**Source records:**
###

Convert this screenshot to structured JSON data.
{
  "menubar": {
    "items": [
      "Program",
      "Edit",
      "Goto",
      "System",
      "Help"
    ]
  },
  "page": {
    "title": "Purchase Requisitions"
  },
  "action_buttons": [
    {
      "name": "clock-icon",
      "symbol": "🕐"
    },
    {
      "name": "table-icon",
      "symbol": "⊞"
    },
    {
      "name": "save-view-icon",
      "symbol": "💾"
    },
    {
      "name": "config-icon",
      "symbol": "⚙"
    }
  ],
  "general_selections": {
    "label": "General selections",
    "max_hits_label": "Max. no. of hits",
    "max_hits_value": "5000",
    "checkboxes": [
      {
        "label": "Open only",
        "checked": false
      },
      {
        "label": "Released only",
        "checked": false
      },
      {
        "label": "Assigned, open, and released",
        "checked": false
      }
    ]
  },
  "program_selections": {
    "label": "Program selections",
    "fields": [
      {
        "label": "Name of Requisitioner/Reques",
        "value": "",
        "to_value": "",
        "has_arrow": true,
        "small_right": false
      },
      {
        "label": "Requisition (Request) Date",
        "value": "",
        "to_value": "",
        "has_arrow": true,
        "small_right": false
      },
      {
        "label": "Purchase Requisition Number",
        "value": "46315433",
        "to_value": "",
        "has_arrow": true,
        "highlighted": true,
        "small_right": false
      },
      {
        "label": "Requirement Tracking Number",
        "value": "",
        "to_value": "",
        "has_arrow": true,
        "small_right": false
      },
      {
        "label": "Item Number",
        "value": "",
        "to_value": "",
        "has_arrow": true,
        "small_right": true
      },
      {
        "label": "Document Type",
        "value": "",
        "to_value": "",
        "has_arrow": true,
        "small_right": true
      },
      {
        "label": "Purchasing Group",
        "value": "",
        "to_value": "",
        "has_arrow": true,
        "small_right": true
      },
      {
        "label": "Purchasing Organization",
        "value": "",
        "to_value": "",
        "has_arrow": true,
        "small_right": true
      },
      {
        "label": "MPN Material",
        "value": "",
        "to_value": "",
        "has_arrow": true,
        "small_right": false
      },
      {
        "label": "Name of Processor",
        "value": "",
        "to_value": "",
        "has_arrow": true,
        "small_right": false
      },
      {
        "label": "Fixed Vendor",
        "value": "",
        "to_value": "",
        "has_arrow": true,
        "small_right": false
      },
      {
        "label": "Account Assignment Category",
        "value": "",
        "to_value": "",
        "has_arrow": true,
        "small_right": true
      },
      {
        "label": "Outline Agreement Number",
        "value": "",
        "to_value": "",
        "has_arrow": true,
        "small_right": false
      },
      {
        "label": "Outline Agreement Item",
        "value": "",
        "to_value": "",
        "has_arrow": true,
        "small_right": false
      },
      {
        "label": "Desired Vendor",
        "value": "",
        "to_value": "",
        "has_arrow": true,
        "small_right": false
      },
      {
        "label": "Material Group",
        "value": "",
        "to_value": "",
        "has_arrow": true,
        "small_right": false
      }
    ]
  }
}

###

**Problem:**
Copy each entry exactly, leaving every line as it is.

**Result of this task:**
Convert this screenshot to structured JSON data.
{
  "menubar": {
    "items": [
      "Program",
      "Edit",
      "Goto",
      "System",
      "Help"
    ]
  },
  "page": {
    "title": "Purchase Requisitions"
  },
  "action_buttons": [
    {
      "name": "clock-icon",
      "symbol": "🕐"
    },
    {
      "name": "table-icon",
      "symbol": "⊞"
    },
    {
      "name": "save-view-icon",
      "symbol": "💾"
    },
    {
      "name": "config-icon",
      "symbol": "⚙"
    }
  ],
  "general_selections": {
    "label": "General selections",
    "max_hits_label": "Max. no. of hits",
    "max_hits_value": "5000",
    "checkboxes": [
      {
        "label": "Open only",
        "checked": false
      },
      {
        "label": "Released only",
        "checked": false
      },
      {
        "label": "Assigned, open, and released",
        "checked": false
      }
    ]
  },
  "program_selections": {
    "label": "Program selections",
    "fields": [
      {
        "label": "Name of Requisitioner/Reques",
        "value": "",
        "to_value": "",
        "has_arrow": true,
        "small_right": false
      },
      {
        "label": "Requisition (Request) Date",
        "value": "",
        "to_value": "",
        "has_arrow": true,
        "small_right": false
      },
      {
        "label": "Purchase Requisition Number",
        "value": "46315433",
        "to_value": "",
        "has_arrow": true,
        "highlighted": true,
        "small_right": false
      },
      {
        "label": "Requirement Tracking Number",
        "value": "",
        "to_value": "",
        "has_arrow": true,
        "small_right": false
      },
      {
        "label": "Item Number",
        "value": "",
        "to_value": "",
        "has_arrow": true,
        "small_right": true
      },
      {
        "label": "Document Type",
        "value": "",
        "to_value": "",
        "has_arrow": true,
        "small_right": true
      },
      {
        "label": "Purchasing Group",
        "value": "",
        "to_value": "",
        "has_arrow": true,
        "small_right": true
      },
      {
        "label": "Purchasing Organization",
        "value": "",
        "to_value": "",
        "has_arrow": true,
        "small_right": true
      },
      {
        "label": "MPN Material",
        "value": "",
        "to_value": "",
        "has_arrow": true,
        "small_right": false
      },
      {
        "label": "Name of Processor",
        "value": "",
        "to_value": "",
        "has_arrow": true,
        "small_right": false
      },
      {
        "label": "Fixed Vendor",
        "value": "",
        "to_value": "",
        "has_arrow": true,
        "small_right": false
      },
      {
        "label": "Account Assignment Category",
        "value": "",
        "to_value": "",
        "has_arrow": true,
        "small_right": true
      },
      {
        "label": "Outline Agreement Number",
        "value": "",
        "to_value": "",
        "has_arrow": true,
        "small_right": false
      },
      {
        "label": "Outline Agreement Item",
        "value": "",
        "to_value": "",
        "has_arrow": true,
        "small_right": false
      },
      {
        "label": "Desired Vendor",
        "value": "",
        "to_value": "",
        "has_arrow": true,
        "small_right": false
      },
      {
        "label": "Material Group",
        "value": "",
        "to_value": "",
        "has_arrow": true,
        "small_right": false
      }
    ]
  }
}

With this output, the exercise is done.